- Duophonic Super 45s
The second collaborative album from Laetitia Sadier [Stereolab & solo] and Brazil's Mombojó. Release via Stereolab's Duophonic Super 45s imprint.
Modern Cosmology is a musical ensemble composed of six individuals of the human race, none of which are cosmologists or astronomers, although Felipe S. - who sings and plays the guitar - knows quite a bit about reading astrological charts. He shares his frontperson duties with one Laetitia Sadier who, by virtue of her singer-songwriter career both as a solo artist and as part of the Stereolab ‘groop’, happens to be one of the key figures of her bandmates’ musical formation.

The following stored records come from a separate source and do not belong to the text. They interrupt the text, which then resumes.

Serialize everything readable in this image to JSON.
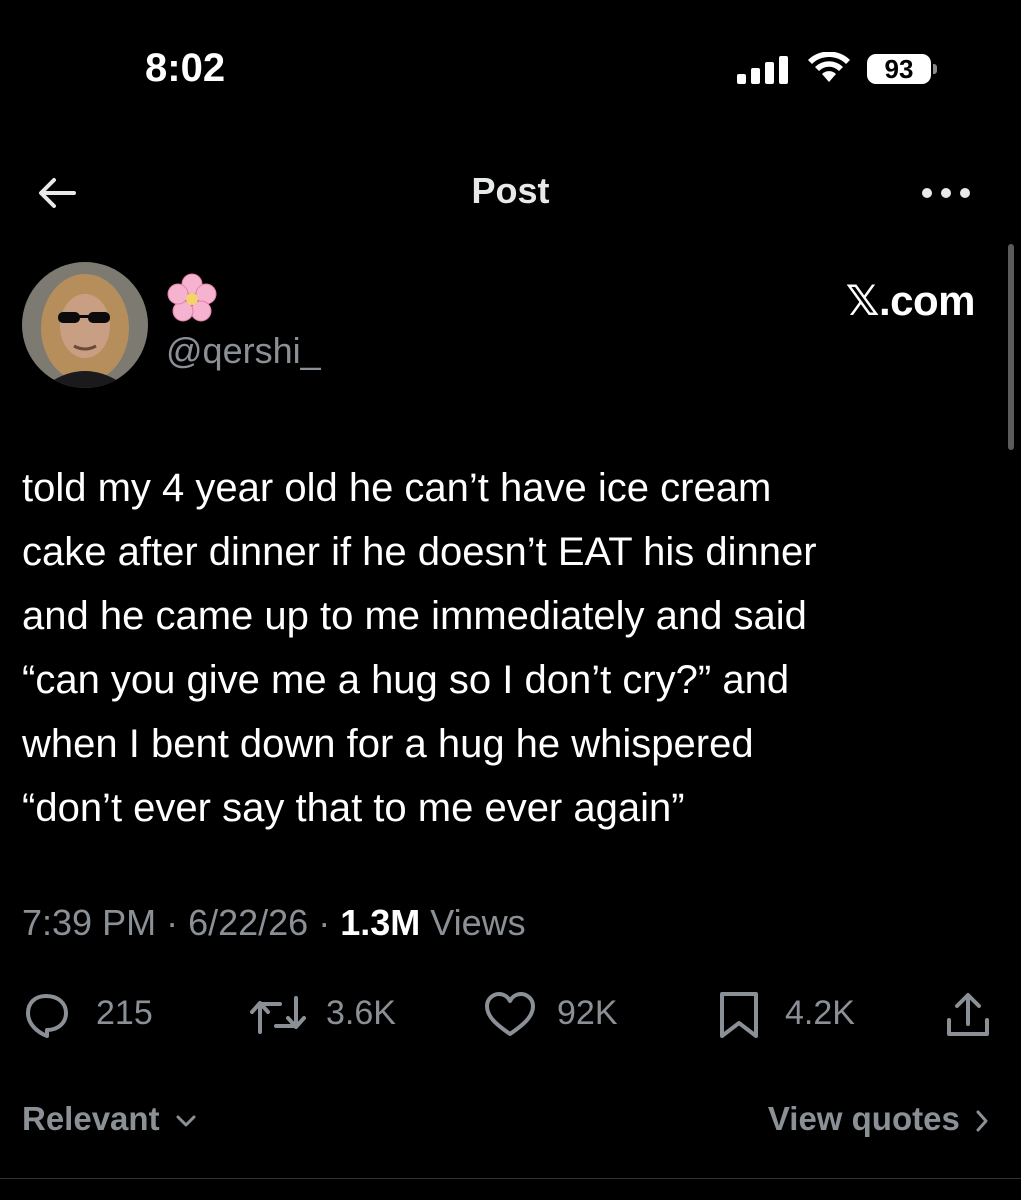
{
  "status_bar": {
    "time": "8:02",
    "battery": "93"
  },
  "header": {
    "title": "Post"
  },
  "author": {
    "display_name_icon": "cherry-blossom-emoji",
    "handle": "@qershi_"
  },
  "watermark": "𝕏.com",
  "tweet": {
    "lines": [
      "told my 4 year old he can’t have ice cream",
      "cake after dinner if he doesn’t EAT his dinner",
      "and he came up to me immediately and said",
      "“can you give me a hug so I don’t cry?” and",
      "when I bent down for a hug he whispered",
      "“don’t ever say that to me ever again”"
    ]
  },
  "meta": {
    "time": "7:39 PM",
    "date": "6/22/26",
    "views_count": "1.3M",
    "views_label": "Views"
  },
  "actions": {
    "replies": "215",
    "reposts": "3.6K",
    "likes": "92K",
    "bookmarks": "4.2K"
  },
  "footer": {
    "sort_label": "Relevant",
    "view_quotes_label": "View quotes"
  },
  "colors": {
    "background": "#000000",
    "text_primary": "#e7e9ea",
    "text_secondary": "#8b9096"
  }
}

Their paths first crossed when Marcelo - also on guitars - lent his amp for some of Laetitia’s solo concerts in Brazil under the condition that he got to meet his musical idol, and along came his brother Vicente - who plays the drums - and keyboardist Chiquinho. The four lads, plus Missionário José on bass, are collectively called Mombojó, an established band on the Brazilian alternative scene.
“What will you grow now?” started in late 2016 on a recording session Mombojó did on a motorboat up the Capibaribe river in their Recife hometown. The title track was recorded there and then during this fluvial jam session, and the other backing tracks were recorded about a year later at a recording studio at the local University, after which Laetitia had a bunch of new material to add words and melodies to, from her Brazilian friends and bandmates with love. Life happened, COVID happened, new albums by Laetitia and Mombojó also happened, and between this and that Modern Cosmology managed to get six new tracks ready for release.
In current times we tend to feel so disconnected that a lot is said everywhere about connection, but this album is not about connections per se, or at least not about first connections. As the title teases, this album is about growth, deepening connections and strengthening bonds, about delving into the next chapter, about realising that now that we have drawn attention to a number of important issues, how do we avoid addressing them without falling in the same pits we have before?